▸ Task to complete: Please set down every line of the records below exactly, without the pictures.

▸ Material supplied:
###
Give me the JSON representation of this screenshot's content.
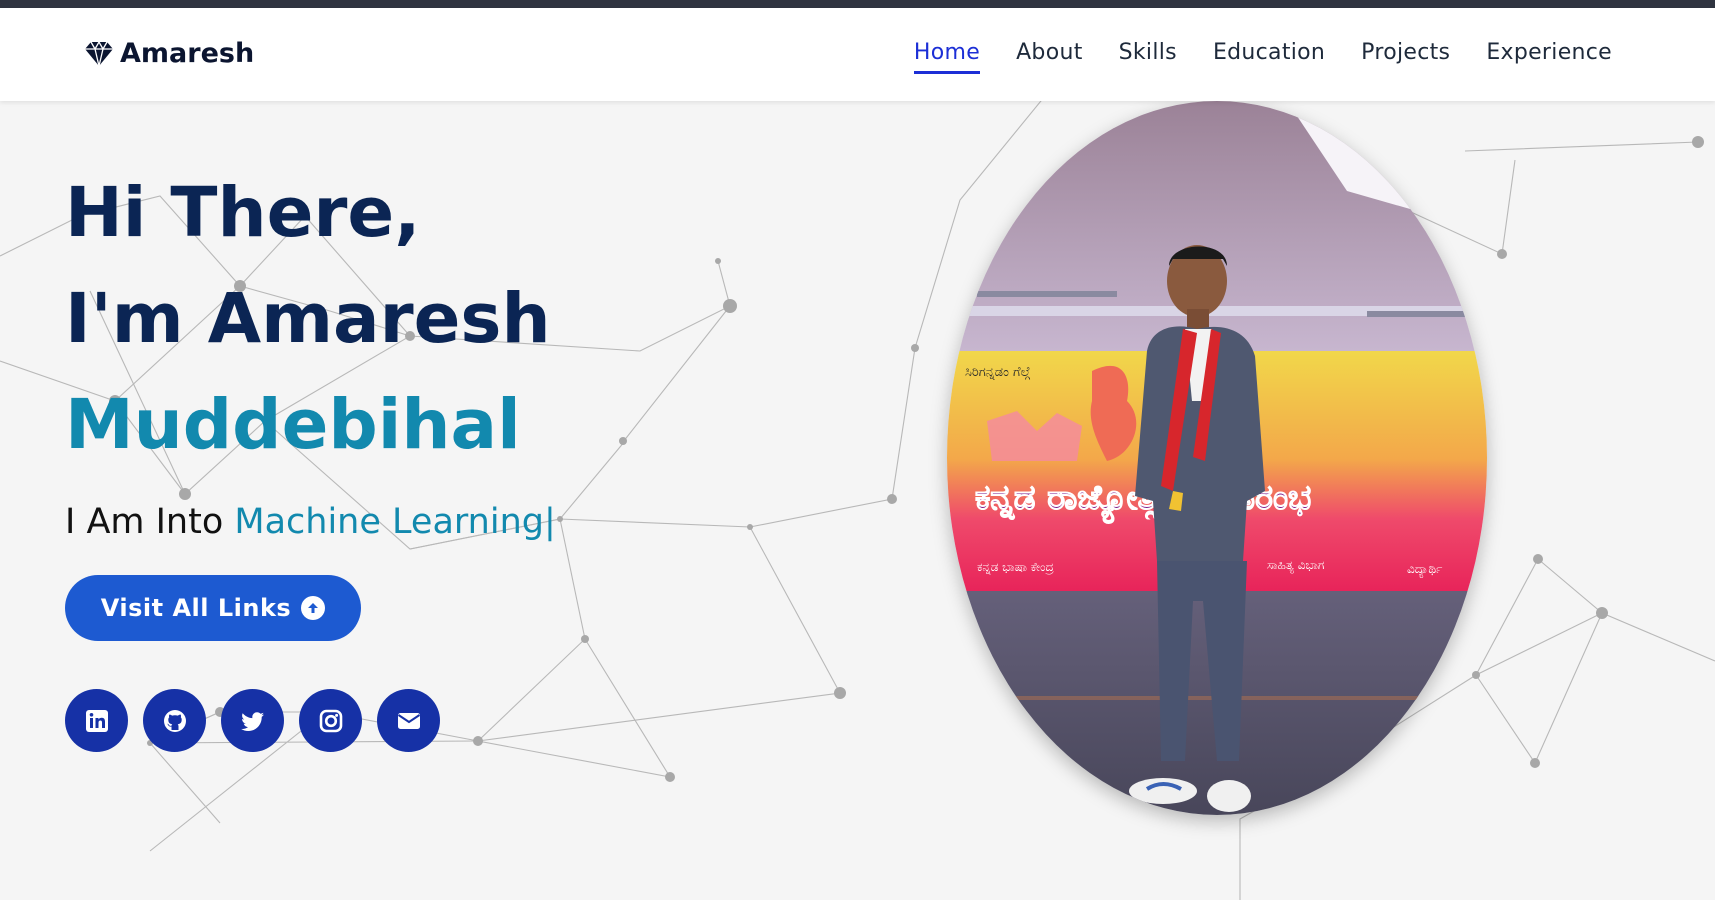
{
  "logo": {
    "text": "Amaresh",
    "icon": "gem-icon"
  },
  "nav": {
    "items": [
      {
        "label": "Home",
        "active": true
      },
      {
        "label": "About"
      },
      {
        "label": "Skills"
      },
      {
        "label": "Education"
      },
      {
        "label": "Projects"
      },
      {
        "label": "Experience"
      }
    ]
  },
  "hero": {
    "greeting": "Hi There,",
    "intro": "I'm Amaresh",
    "surname": "Muddebihal",
    "typed_prefix": "I Am Into ",
    "typed_value": "Machine Learning",
    "cursor": "|"
  },
  "cta": {
    "label": "Visit All Links",
    "icon": "arrow-up-circle-icon"
  },
  "socials": [
    {
      "name": "linkedin-icon"
    },
    {
      "name": "github-icon"
    },
    {
      "name": "twitter-icon"
    },
    {
      "name": "instagram-icon"
    },
    {
      "name": "envelope-icon"
    }
  ],
  "photo": {
    "banner_texts": [
      "ಸಿರಿಗನ್ನಡಂ ಗೆಲ್ಗೆ",
      "ಕನ್ನಡ ರಾಜ್ಯೋತ್ಸವ ಸಮಾರಂಭ",
      "ಕನ್ನಡ ಭಾಷಾ ಕೇಂದ್ರ",
      "ಸಾಹಿತ್ಯ ವಿಭಾಗ",
      "ವಿದ್ಯಾರ್ಥಿ"
    ]
  },
  "colors": {
    "nav_active": "#1c2fd6",
    "heading": "#0b2554",
    "accent": "#1289ae",
    "cta": "#1d5ad1",
    "social": "#1631a6"
  }
}
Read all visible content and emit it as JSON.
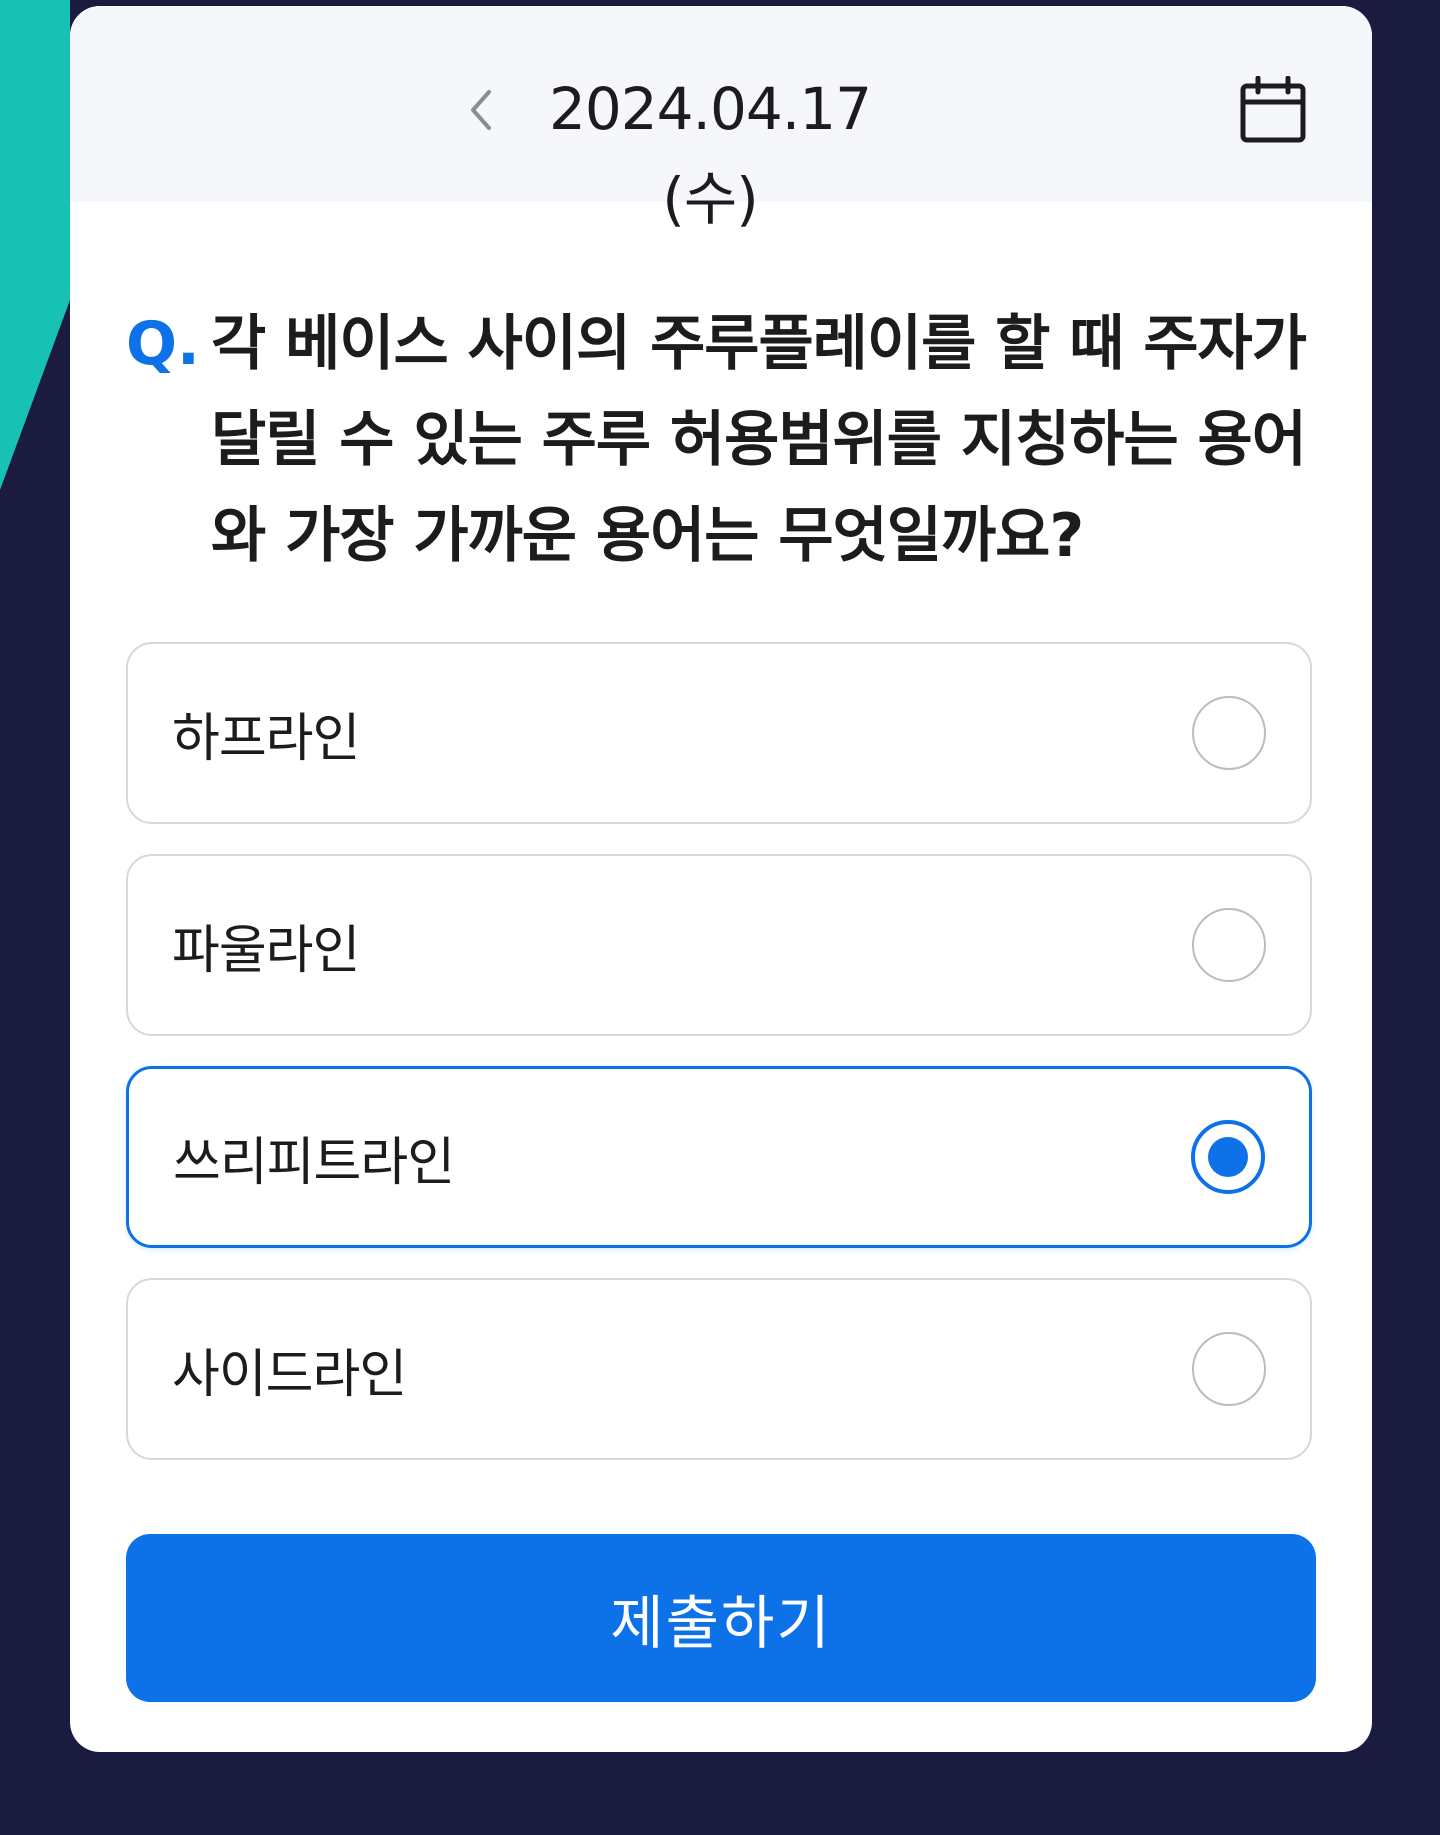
{
  "header": {
    "date": "2024.04.17 (수)",
    "prev_icon": "chevron-left-icon",
    "calendar_icon": "calendar-icon"
  },
  "question": {
    "prefix": "Q.",
    "text": "각 베이스 사이의 주루플레이를 할 때 주자가 달릴 수 있는 주루 허용범위를 지칭하는 용어와 가장 가까운 용어는 무엇일까요?"
  },
  "options": [
    {
      "label": "하프라인",
      "selected": false
    },
    {
      "label": "파울라인",
      "selected": false
    },
    {
      "label": "쓰리피트라인",
      "selected": true
    },
    {
      "label": "사이드라인",
      "selected": false
    }
  ],
  "submit": {
    "label": "제출하기"
  },
  "colors": {
    "accent": "#0d72e8",
    "background": "#1a1b3f",
    "stripe": "#17c2b5",
    "header_bg": "#f6f7fb"
  }
}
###
▸ Solution:
Give me the JSON representation of this screenshot's content.
{
  "logo": {
    "text": "Amaresh",
    "icon": "gem-icon"
  },
  "nav": {
    "items": [
      {
        "label": "Home",
        "active": true
      },
      {
        "label": "About"
      },
      {
        "label": "Skills"
      },
      {
        "label": "Education"
      },
      {
        "label": "Projects"
      },
      {
        "label": "Experience"
      }
    ]
  },
  "hero": {
    "greeting": "Hi There,",
    "intro": "I'm Amaresh",
    "surname": "Muddebihal",
    "typed_prefix": "I Am Into ",
    "typed_value": "Machine Learning",
    "cursor": "|"
  },
  "cta": {
    "label": "Visit All Links",
    "icon": "arrow-up-circle-icon"
  },
  "socials": [
    {
      "name": "linkedin-icon"
    },
    {
      "name": "github-icon"
    },
    {
      "name": "twitter-icon"
    },
    {
      "name": "instagram-icon"
    },
    {
      "name": "envelope-icon"
    }
  ],
  "photo": {
    "banner_texts": [
      "ಸಿರಿಗನ್ನಡಂ ಗೆಲ್ಗೆ",
      "ಕನ್ನಡ ರಾಜ್ಯೋತ್ಸವ ಸಮಾರಂಭ",
      "ಕನ್ನಡ ಭಾಷಾ ಕೇಂದ್ರ",
      "ಸಾಹಿತ್ಯ ವಿಭಾಗ",
      "ವಿದ್ಯಾರ್ಥಿ"
    ]
  },
  "colors": {
    "nav_active": "#1c2fd6",
    "heading": "#0b2554",
    "accent": "#1289ae",
    "cta": "#1d5ad1",
    "social": "#1631a6"
  }
}
Read all visible content and emit it as JSON.
{
  "header": {
    "date": "2024.04.17 (수)",
    "prev_icon": "chevron-left-icon",
    "calendar_icon": "calendar-icon"
  },
  "question": {
    "prefix": "Q.",
    "text": "각 베이스 사이의 주루플레이를 할 때 주자가 달릴 수 있는 주루 허용범위를 지칭하는 용어와 가장 가까운 용어는 무엇일까요?"
  },
  "options": [
    {
      "label": "하프라인",
      "selected": false
    },
    {
      "label": "파울라인",
      "selected": false
    },
    {
      "label": "쓰리피트라인",
      "selected": true
    },
    {
      "label": "사이드라인",
      "selected": false
    }
  ],
  "submit": {
    "label": "제출하기"
  },
  "colors": {
    "accent": "#0d72e8",
    "background": "#1a1b3f",
    "stripe": "#17c2b5",
    "header_bg": "#f6f7fb"
  }
}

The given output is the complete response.